§ **RECORDS SHOWN**:
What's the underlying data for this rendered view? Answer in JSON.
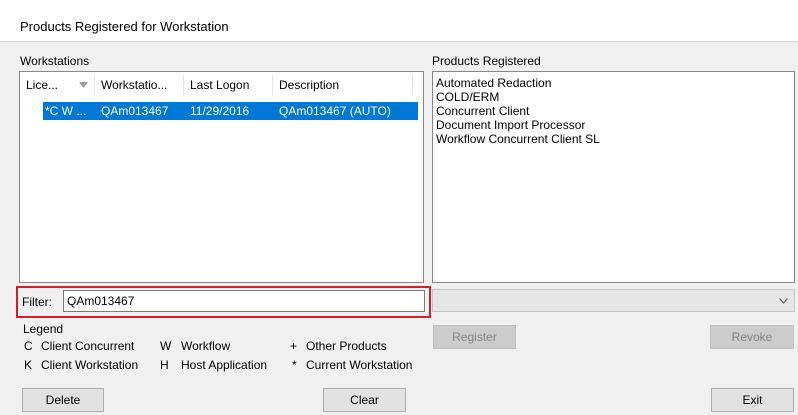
{
  "window": {
    "title": "Products Registered for Workstation"
  },
  "workstations": {
    "label": "Workstations",
    "columns": [
      "Lice...",
      "Workstatio...",
      "Last Logon",
      "Description"
    ],
    "rows": [
      {
        "license": "*C W ...",
        "workstation": "QAm013467",
        "last_logon": "11/29/2016",
        "description": "QAm013467 (AUTO)",
        "selected": true
      }
    ]
  },
  "products": {
    "label": "Products Registered",
    "items": [
      "Automated Redaction",
      "COLD/ERM",
      "Concurrent Client",
      "Document Import Processor",
      "Workflow Concurrent Client SL"
    ]
  },
  "filter": {
    "label": "Filter:",
    "value": "QAm013467"
  },
  "legend": {
    "title": "Legend",
    "items": [
      {
        "key": "C",
        "text": "Client Concurrent"
      },
      {
        "key": "W",
        "text": "Workflow"
      },
      {
        "key": "+",
        "text": "Other Products"
      },
      {
        "key": "K",
        "text": "Client Workstation"
      },
      {
        "key": "H",
        "text": "Host Application"
      },
      {
        "key": "*",
        "text": "Current Workstation"
      }
    ]
  },
  "buttons": {
    "register": "Register",
    "revoke": "Revoke",
    "delete": "Delete",
    "clear": "Clear",
    "exit": "Exit"
  },
  "colors": {
    "selection": "#0078d7",
    "highlight_outline": "#d21f2b"
  }
}
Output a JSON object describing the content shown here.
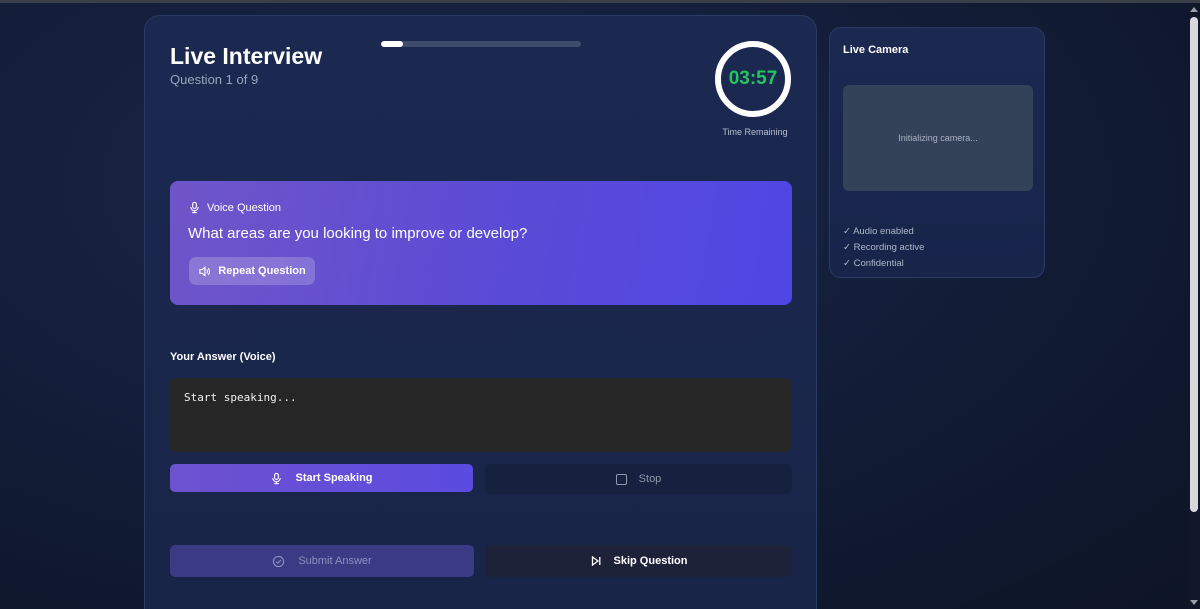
{
  "header": {
    "title": "Live Interview",
    "subtitle": "Question 1 of 9",
    "progress_fraction": 0.11
  },
  "timer": {
    "value": "03:57",
    "label": "Time Remaining",
    "color": "#22c55e"
  },
  "question": {
    "heading": "Voice Question",
    "text": "What areas are you looking to improve or develop?",
    "repeat_label": "Repeat Question",
    "gradient": [
      "#6f55c8",
      "#4f46e5"
    ]
  },
  "answer": {
    "label": "Your Answer (Voice)",
    "placeholder": "Start speaking..."
  },
  "controls": {
    "start_label": "Start Speaking",
    "stop_label": "Stop",
    "submit_label": "Submit Answer",
    "skip_label": "Skip Question"
  },
  "camera": {
    "title": "Live Camera",
    "status_text": "Initializing camera...",
    "checks": [
      "✓ Audio enabled",
      "✓ Recording active",
      "✓ Confidential"
    ]
  },
  "icons": {
    "question": "microphone-icon",
    "repeat": "speaker-icon",
    "start": "microphone-icon",
    "stop": "stop-square-icon",
    "submit": "check-circle-icon",
    "skip": "skip-forward-icon"
  }
}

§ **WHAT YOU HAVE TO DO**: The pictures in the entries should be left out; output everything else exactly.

§ **OUTPUT BELOW**:
What's the underlying data for this rendered view? Answer in JSON.
{
  "window": {
    "title": "Products Registered for Workstation"
  },
  "workstations": {
    "label": "Workstations",
    "columns": [
      "Lice...",
      "Workstatio...",
      "Last Logon",
      "Description"
    ],
    "rows": [
      {
        "license": "*C W ...",
        "workstation": "QAm013467",
        "last_logon": "11/29/2016",
        "description": "QAm013467 (AUTO)",
        "selected": true
      }
    ]
  },
  "products": {
    "label": "Products Registered",
    "items": [
      "Automated Redaction",
      "COLD/ERM",
      "Concurrent Client",
      "Document Import Processor",
      "Workflow Concurrent Client SL"
    ]
  },
  "filter": {
    "label": "Filter:",
    "value": "QAm013467"
  },
  "legend": {
    "title": "Legend",
    "items": [
      {
        "key": "C",
        "text": "Client Concurrent"
      },
      {
        "key": "W",
        "text": "Workflow"
      },
      {
        "key": "+",
        "text": "Other Products"
      },
      {
        "key": "K",
        "text": "Client Workstation"
      },
      {
        "key": "H",
        "text": "Host Application"
      },
      {
        "key": "*",
        "text": "Current Workstation"
      }
    ]
  },
  "buttons": {
    "register": "Register",
    "revoke": "Revoke",
    "delete": "Delete",
    "clear": "Clear",
    "exit": "Exit"
  },
  "colors": {
    "selection": "#0078d7",
    "highlight_outline": "#d21f2b"
  }
}
Output a JSON object describing the content shown here.
{
  "header": {
    "title": "Live Interview",
    "subtitle": "Question 1 of 9",
    "progress_fraction": 0.11
  },
  "timer": {
    "value": "03:57",
    "label": "Time Remaining",
    "color": "#22c55e"
  },
  "question": {
    "heading": "Voice Question",
    "text": "What areas are you looking to improve or develop?",
    "repeat_label": "Repeat Question",
    "gradient": [
      "#6f55c8",
      "#4f46e5"
    ]
  },
  "answer": {
    "label": "Your Answer (Voice)",
    "placeholder": "Start speaking..."
  },
  "controls": {
    "start_label": "Start Speaking",
    "stop_label": "Stop",
    "submit_label": "Submit Answer",
    "skip_label": "Skip Question"
  },
  "camera": {
    "title": "Live Camera",
    "status_text": "Initializing camera...",
    "checks": [
      "✓ Audio enabled",
      "✓ Recording active",
      "✓ Confidential"
    ]
  },
  "icons": {
    "question": "microphone-icon",
    "repeat": "speaker-icon",
    "start": "microphone-icon",
    "stop": "stop-square-icon",
    "submit": "check-circle-icon",
    "skip": "skip-forward-icon"
  }
}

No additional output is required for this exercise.